It has been estimated that The Carer’s Respite Break Bill could help up to 80,000 people caring for someone requiring aged care.
The legislation will be introduced by Fine Gael TD Jim Daly, who claims it is needed because while the home-help service has benefited some areas, it was found to be very poor in others. He claimed this was due to the system being a discretionary provision in which many carers have to “beg, borrow or plead for home-help hours.”
Mr Daly claims The Carer’s Respite Break Bill will greatly help full-time carers, and ensures the bill is not simply a way of “throwing money” at the problem.
“The real way to deal with respite is to give people 12 hours by putting it in a statute that is not haphazard like home-help hours.”

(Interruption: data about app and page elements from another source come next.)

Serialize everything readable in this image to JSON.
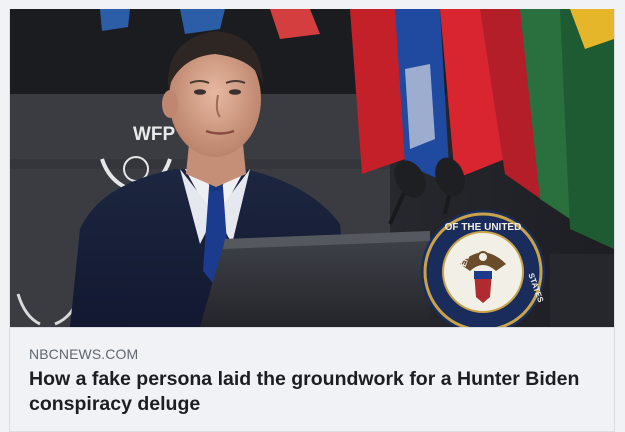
{
  "link_preview": {
    "image_description_icon": "photo",
    "image_text": {
      "wfp_label": "WFP",
      "seal_text_top": "OF THE UNITED",
      "seal_text_left": "PRESIDENT",
      "seal_text_right": "STATES"
    },
    "source": "NBCNEWS.COM",
    "headline": "How a fake persona laid the groundwork for a Hunter Biden conspiracy deluge"
  }
}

“If you have someone looking after an elderly bed-bound relative in a rural area and they receive a payment for that care, that is great and good, but they are still not getting a break.”
It is estimated that the scheme would cost up to €70 million ($104 million) annually. Mr Daly also stressed that the bill would not affect the already in place Carer’s Support Grant, which is available to carers and gives them €1,700 ($2534) a year to help support them.
A specialised panel of carers
To qualify for the monthly respite, Irish carers must work full-time, as well as receive a domiciliary carer’s grant.
During the 12-hour respite, the person in need of care during the carer in questions absence will be cared for by another full-time carer. These carers will be administered from a special panel organised by Health Service Executive, thus eliminating the need for the original carer to organise a day or overnight respite for the person requiring care.
Full-time carers wishing to can also volunteer themselves to the HSE panel to provide relief care to other carers.
Benefits of respite
Mr Daly said that if the bill was passed, it would give full-time carers a much-needed day off to look forward to each month, claiming it would provide a “simple basic relief for those who work so hard caring for the less well off.”
“It may be just to go for lunch, get their hair done, go to the cinema or an evening meal, or just give a little time with another family member who loses out on time with their parents due to the massive commitment to the person being cared for.”
“It’s the very least the State can do for these people who surrender their freedom on a 24/7 basis to care and assist their loved ones.”
And it’s not surprising that many are in support of the bill. Family Carers Ireland, a charity that represents Irish carers, said that respite care is essential in supporting the health and overall general wellbeing of carers. They also said it is needed due to it being vital in sustaining caregiving efforts.